Extracted data:
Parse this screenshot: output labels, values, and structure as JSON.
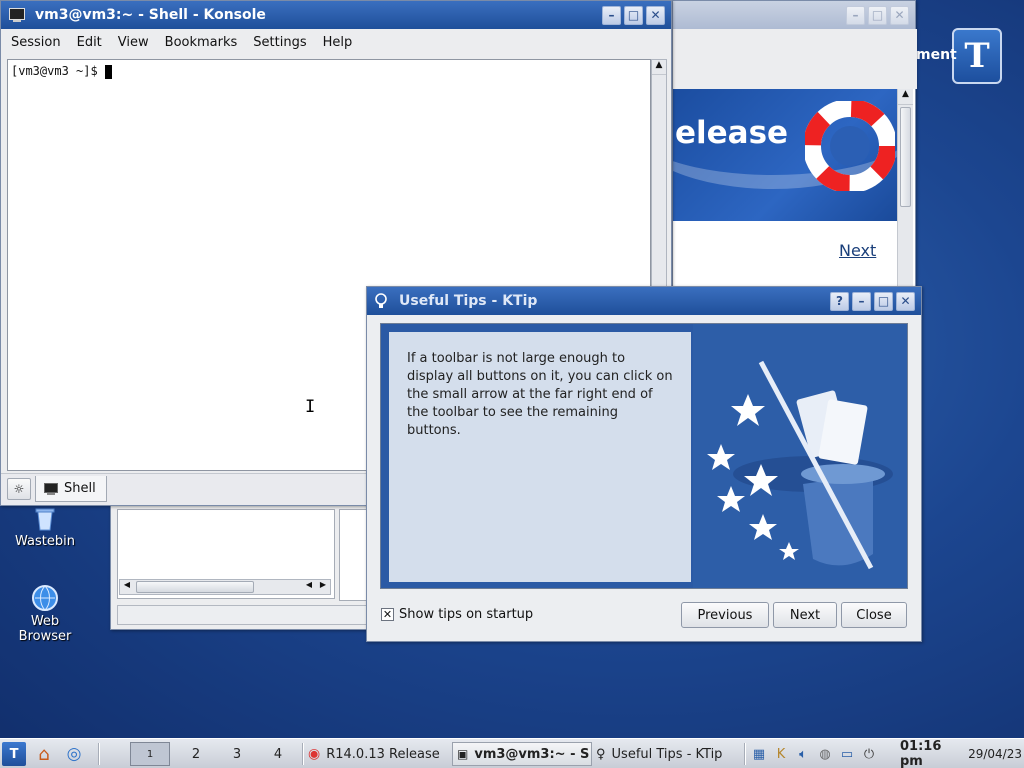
{
  "desktop": {
    "icons": [
      {
        "label": "Wastebin"
      },
      {
        "label_line1": "Web",
        "label_line2": "Browser"
      }
    ],
    "trinity_logo_glyph": "T"
  },
  "browser": {
    "partial_title": "ment",
    "banner_text": "elease",
    "next_link": "Next"
  },
  "konsole": {
    "title": "vm3@vm3:~ - Shell - Konsole",
    "menu": [
      "Session",
      "Edit",
      "View",
      "Bookmarks",
      "Settings",
      "Help"
    ],
    "prompt": "[vm3@vm3 ~]$ ",
    "tab_label": "Shell"
  },
  "ktip": {
    "title": "Useful Tips - KTip",
    "tip_text": "If a toolbar is not large enough to display all buttons on it, you can click on the small arrow at the far right end of the toolbar to see the remaining buttons.",
    "show_tips_label": "Show tips on startup",
    "show_tips_checked": true,
    "buttons": {
      "previous": "Previous",
      "next": "Next",
      "close": "Close"
    }
  },
  "taskbar": {
    "desktops": [
      "1",
      "2",
      "3",
      "4"
    ],
    "tasks": [
      {
        "label": "R14.0.13 Release",
        "icon": "lifebuoy-icon"
      },
      {
        "label": "vm3@vm3:~ - S",
        "icon": "terminal-icon"
      },
      {
        "label": "Useful Tips - KTip",
        "icon": "lightbulb-icon"
      }
    ],
    "clock_time": "01:16 pm",
    "clock_date": "29/04/23"
  },
  "colors": {
    "accent": "#1f4f9a",
    "desktop": "#1c4690",
    "tip_panel": "#d4deec"
  }
}
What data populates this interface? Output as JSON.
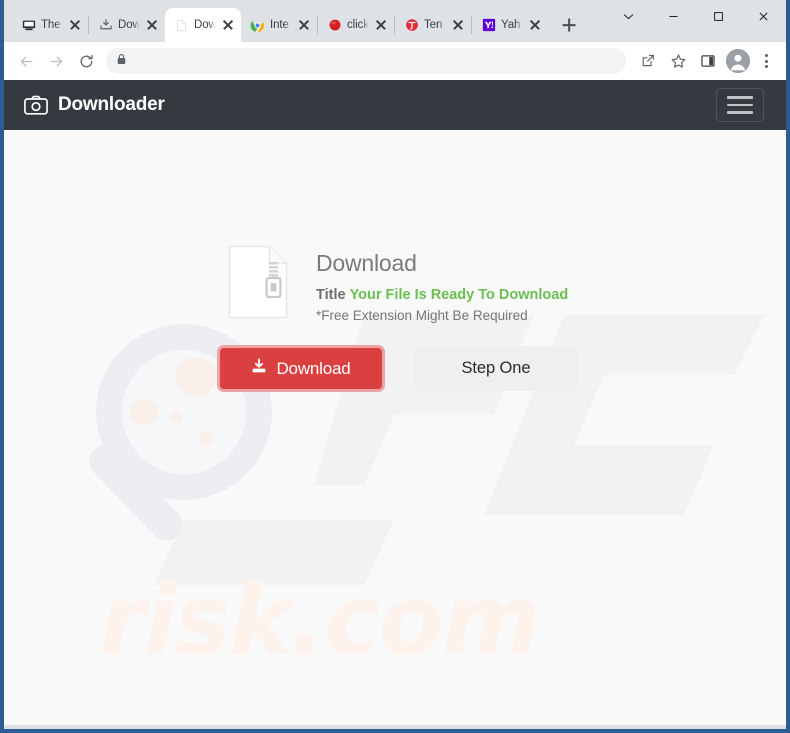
{
  "browser": {
    "tabs": [
      {
        "title": "The",
        "favicon": "computer-icon",
        "active": false
      },
      {
        "title": "Dow",
        "favicon": "download-tray-icon",
        "active": false
      },
      {
        "title": "Dow",
        "favicon": "blank-page-icon",
        "active": true
      },
      {
        "title": "Inte",
        "favicon": "chrome-icon",
        "active": false
      },
      {
        "title": "click",
        "favicon": "red-sphere-icon",
        "active": false
      },
      {
        "title": "Ten",
        "favicon": "red-t-icon",
        "active": false
      },
      {
        "title": "Yah",
        "favicon": "yahoo-icon",
        "active": false
      }
    ],
    "new_tab_label": "+",
    "window_controls": {
      "tab_search": "tab-search-chevron",
      "minimize": "minimize",
      "maximize": "maximize",
      "close": "close"
    },
    "toolbar": {
      "back": "back-arrow",
      "forward": "forward-arrow",
      "reload": "reload",
      "lock": "lock-icon",
      "url_value": "",
      "url_placeholder": "",
      "share": "share-icon",
      "bookmark": "star-icon",
      "side_panel": "side-panel-icon",
      "profile": "profile-avatar",
      "menu": "three-dot-menu"
    }
  },
  "page": {
    "header": {
      "brand_icon": "camera-icon",
      "brand_title": "Downloader",
      "menu_button": "hamburger-menu"
    },
    "card": {
      "file_icon": "zip-file-icon",
      "heading": "Download",
      "title_label": "Title",
      "title_value": "Your File Is Ready To Download",
      "note": "*Free Extension Might Be Required"
    },
    "buttons": {
      "download_icon": "download-icon",
      "download_label": "Download",
      "step_label": "Step One"
    },
    "watermarks": {
      "magnifier": "magnifying-glass-watermark",
      "brand_mark": "pc-letters-watermark",
      "domain_text": "risk.com"
    },
    "colors": {
      "header_bg": "#343a40",
      "download_btn": "#d9403f",
      "download_btn_border": "#eda3a3",
      "title_green": "#6abf52",
      "step_btn_bg": "#efefef",
      "page_bg": "#f9f9f9",
      "window_border": "#2c5c91",
      "watermark": "#fdf3ec"
    }
  }
}
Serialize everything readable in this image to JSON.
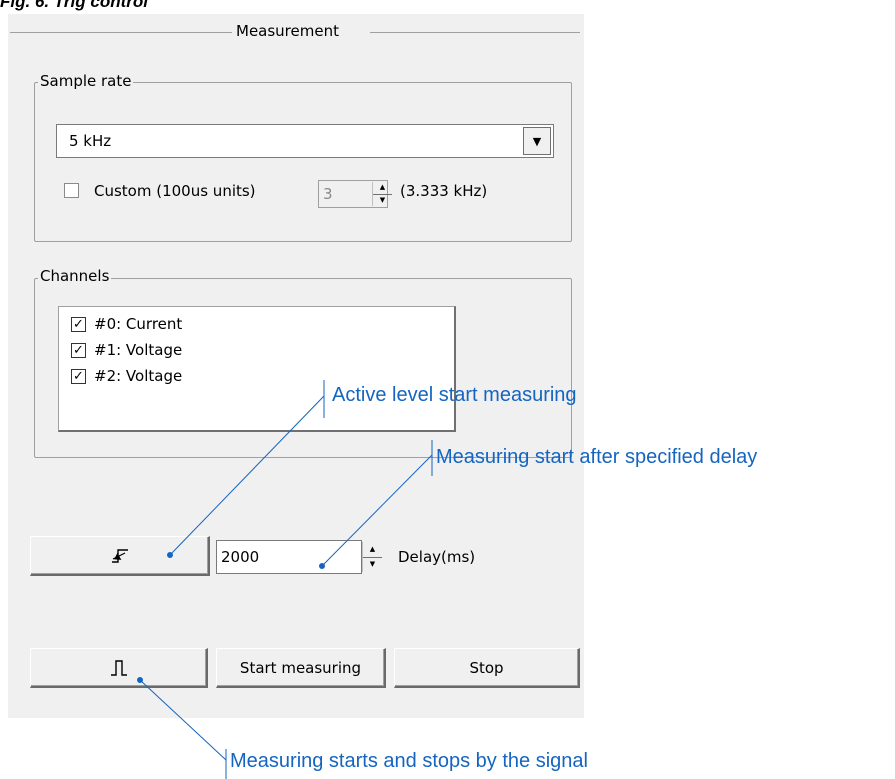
{
  "figure_caption": "Fig. 6. Trig control",
  "panel": {
    "title": "Measurement",
    "sample_rate": {
      "label": "Sample rate",
      "selected": "5 kHz",
      "custom_label": "Custom (100us units)",
      "custom_checked": false,
      "custom_value": "3",
      "custom_readout": "(3.333 kHz)"
    },
    "channels": {
      "label": "Channels",
      "items": [
        {
          "label": "#0: Current",
          "checked": true
        },
        {
          "label": "#1: Voltage",
          "checked": true
        },
        {
          "label": "#2: Voltage",
          "checked": true
        }
      ]
    },
    "delay": {
      "value": "2000",
      "label": "Delay(ms)"
    },
    "buttons": {
      "start_measuring": "Start measuring",
      "stop": "Stop"
    }
  },
  "annotations": {
    "active_level": "Active level start measuring",
    "delay": "Measuring start after specified delay",
    "signal": "Measuring starts and stops by the signal"
  },
  "colors": {
    "annotation": "#1565c0",
    "panel_bg": "#f0f0f0"
  },
  "icons": {
    "edge_trigger_button": "rising-edge-trigger-icon",
    "pulse_trigger_button": "pulse-trigger-icon"
  }
}
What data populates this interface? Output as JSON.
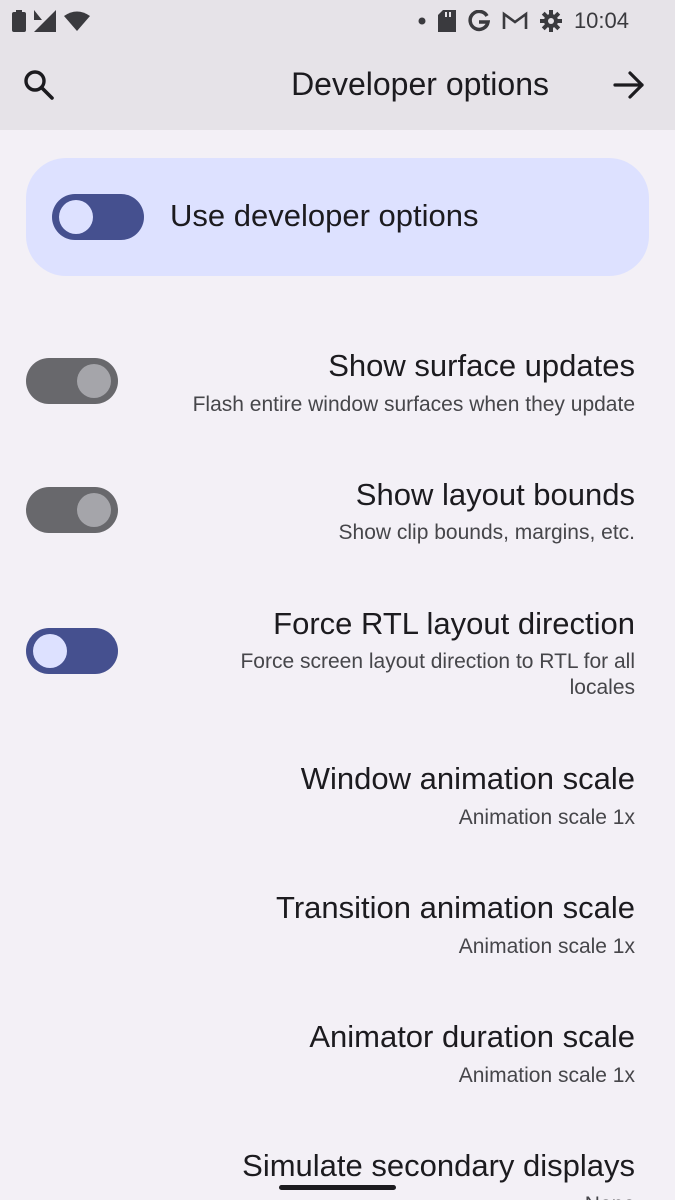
{
  "status_bar": {
    "time": "10:04",
    "left_icons": [
      "battery-icon",
      "signal-icon",
      "wifi-icon"
    ],
    "right_icons": [
      "dot-icon",
      "sd-card-icon",
      "google-icon",
      "gmail-icon",
      "settings-gear-icon"
    ]
  },
  "app_bar": {
    "title": "Developer options",
    "search_icon": "search-icon",
    "back_icon": "arrow-right-icon"
  },
  "main_switch": {
    "label": "Use developer options",
    "checked": true
  },
  "settings": [
    {
      "title": "Show surface updates",
      "subtitle": "Flash entire window surfaces when they update",
      "switch": "off"
    },
    {
      "title": "Show layout bounds",
      "subtitle": "Show clip bounds, margins, etc.",
      "switch": "off"
    },
    {
      "title": "Force RTL layout direction",
      "subtitle_line1": "Force screen layout direction to RTL for all",
      "subtitle_line2": "locales",
      "switch": "on"
    },
    {
      "title": "Window animation scale",
      "subtitle": "Animation scale 1x"
    },
    {
      "title": "Transition animation scale",
      "subtitle": "Animation scale 1x"
    },
    {
      "title": "Animator duration scale",
      "subtitle": "Animation scale 1x"
    },
    {
      "title": "Simulate secondary displays",
      "subtitle": "None"
    }
  ],
  "colors": {
    "background": "#f3f0f6",
    "appbar": "#e6e3e8",
    "card": "#dde1ff",
    "switch_on_track": "#45508f",
    "switch_off_track": "#68686c"
  }
}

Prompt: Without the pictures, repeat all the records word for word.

Reply:
Parse this screenshot: output labels, values, and structure as JSON.
{
  "desktop": {
    "icons": [
      {
        "label": "Wastebin"
      },
      {
        "label_line1": "Web",
        "label_line2": "Browser"
      }
    ],
    "trinity_logo_glyph": "T"
  },
  "browser": {
    "partial_title": "ment",
    "banner_text": "elease",
    "next_link": "Next"
  },
  "konsole": {
    "title": "vm3@vm3:~ - Shell - Konsole",
    "menu": [
      "Session",
      "Edit",
      "View",
      "Bookmarks",
      "Settings",
      "Help"
    ],
    "prompt": "[vm3@vm3 ~]$ ",
    "tab_label": "Shell"
  },
  "ktip": {
    "title": "Useful Tips - KTip",
    "tip_text": "If a toolbar is not large enough to display all buttons on it, you can click on the small arrow at the far right end of the toolbar to see the remaining buttons.",
    "show_tips_label": "Show tips on startup",
    "show_tips_checked": true,
    "buttons": {
      "previous": "Previous",
      "next": "Next",
      "close": "Close"
    }
  },
  "taskbar": {
    "desktops": [
      "1",
      "2",
      "3",
      "4"
    ],
    "tasks": [
      {
        "label": "R14.0.13 Release",
        "icon": "lifebuoy-icon"
      },
      {
        "label": "vm3@vm3:~ - S",
        "icon": "terminal-icon"
      },
      {
        "label": "Useful Tips - KTip",
        "icon": "lightbulb-icon"
      }
    ],
    "clock_time": "01:16 pm",
    "clock_date": "29/04/23"
  },
  "colors": {
    "accent": "#1f4f9a",
    "desktop": "#1c4690",
    "tip_panel": "#d4deec"
  }
}
What data populates this interface? Output as JSON.
{
  "browser": {
    "tabs": [
      {
        "title": "The",
        "favicon": "computer-icon",
        "active": false
      },
      {
        "title": "Dow",
        "favicon": "download-tray-icon",
        "active": false
      },
      {
        "title": "Dow",
        "favicon": "blank-page-icon",
        "active": true
      },
      {
        "title": "Inte",
        "favicon": "chrome-icon",
        "active": false
      },
      {
        "title": "click",
        "favicon": "red-sphere-icon",
        "active": false
      },
      {
        "title": "Ten",
        "favicon": "red-t-icon",
        "active": false
      },
      {
        "title": "Yah",
        "favicon": "yahoo-icon",
        "active": false
      }
    ],
    "new_tab_label": "+",
    "window_controls": {
      "tab_search": "tab-search-chevron",
      "minimize": "minimize",
      "maximize": "maximize",
      "close": "close"
    },
    "toolbar": {
      "back": "back-arrow",
      "forward": "forward-arrow",
      "reload": "reload",
      "lock": "lock-icon",
      "url_value": "",
      "url_placeholder": "",
      "share": "share-icon",
      "bookmark": "star-icon",
      "side_panel": "side-panel-icon",
      "profile": "profile-avatar",
      "menu": "three-dot-menu"
    }
  },
  "page": {
    "header": {
      "brand_icon": "camera-icon",
      "brand_title": "Downloader",
      "menu_button": "hamburger-menu"
    },
    "card": {
      "file_icon": "zip-file-icon",
      "heading": "Download",
      "title_label": "Title",
      "title_value": "Your File Is Ready To Download",
      "note": "*Free Extension Might Be Required"
    },
    "buttons": {
      "download_icon": "download-icon",
      "download_label": "Download",
      "step_label": "Step One"
    },
    "watermarks": {
      "magnifier": "magnifying-glass-watermark",
      "brand_mark": "pc-letters-watermark",
      "domain_text": "risk.com"
    },
    "colors": {
      "header_bg": "#343a40",
      "download_btn": "#d9403f",
      "download_btn_border": "#eda3a3",
      "title_green": "#6abf52",
      "step_btn_bg": "#efefef",
      "page_bg": "#f9f9f9",
      "window_border": "#2c5c91",
      "watermark": "#fdf3ec"
    }
  }
}
Serialize everything readable in this image to JSON.
{
  "figure_caption": "Fig. 6. Trig control",
  "panel": {
    "title": "Measurement",
    "sample_rate": {
      "label": "Sample rate",
      "selected": "5 kHz",
      "custom_label": "Custom (100us units)",
      "custom_checked": false,
      "custom_value": "3",
      "custom_readout": "(3.333 kHz)"
    },
    "channels": {
      "label": "Channels",
      "items": [
        {
          "label": "#0: Current",
          "checked": true
        },
        {
          "label": "#1: Voltage",
          "checked": true
        },
        {
          "label": "#2: Voltage",
          "checked": true
        }
      ]
    },
    "delay": {
      "value": "2000",
      "label": "Delay(ms)"
    },
    "buttons": {
      "start_measuring": "Start measuring",
      "stop": "Stop"
    }
  },
  "annotations": {
    "active_level": "Active level start measuring",
    "delay": "Measuring start after specified delay",
    "signal": "Measuring starts and stops by the signal"
  },
  "colors": {
    "annotation": "#1565c0",
    "panel_bg": "#f0f0f0"
  },
  "icons": {
    "edge_trigger_button": "rising-edge-trigger-icon",
    "pulse_trigger_button": "pulse-trigger-icon"
  }
}
What data populates this interface? Output as JSON.
{
  "status_bar": {
    "time": "10:04",
    "left_icons": [
      "battery-icon",
      "signal-icon",
      "wifi-icon"
    ],
    "right_icons": [
      "dot-icon",
      "sd-card-icon",
      "google-icon",
      "gmail-icon",
      "settings-gear-icon"
    ]
  },
  "app_bar": {
    "title": "Developer options",
    "search_icon": "search-icon",
    "back_icon": "arrow-right-icon"
  },
  "main_switch": {
    "label": "Use developer options",
    "checked": true
  },
  "settings": [
    {
      "title": "Show surface updates",
      "subtitle": "Flash entire window surfaces when they update",
      "switch": "off"
    },
    {
      "title": "Show layout bounds",
      "subtitle": "Show clip bounds, margins, etc.",
      "switch": "off"
    },
    {
      "title": "Force RTL layout direction",
      "subtitle_line1": "Force screen layout direction to RTL for all",
      "subtitle_line2": "locales",
      "switch": "on"
    },
    {
      "title": "Window animation scale",
      "subtitle": "Animation scale 1x"
    },
    {
      "title": "Transition animation scale",
      "subtitle": "Animation scale 1x"
    },
    {
      "title": "Animator duration scale",
      "subtitle": "Animation scale 1x"
    },
    {
      "title": "Simulate secondary displays",
      "subtitle": "None"
    }
  ],
  "colors": {
    "background": "#f3f0f6",
    "appbar": "#e6e3e8",
    "card": "#dde1ff",
    "switch_on_track": "#45508f",
    "switch_off_track": "#68686c"
  }
}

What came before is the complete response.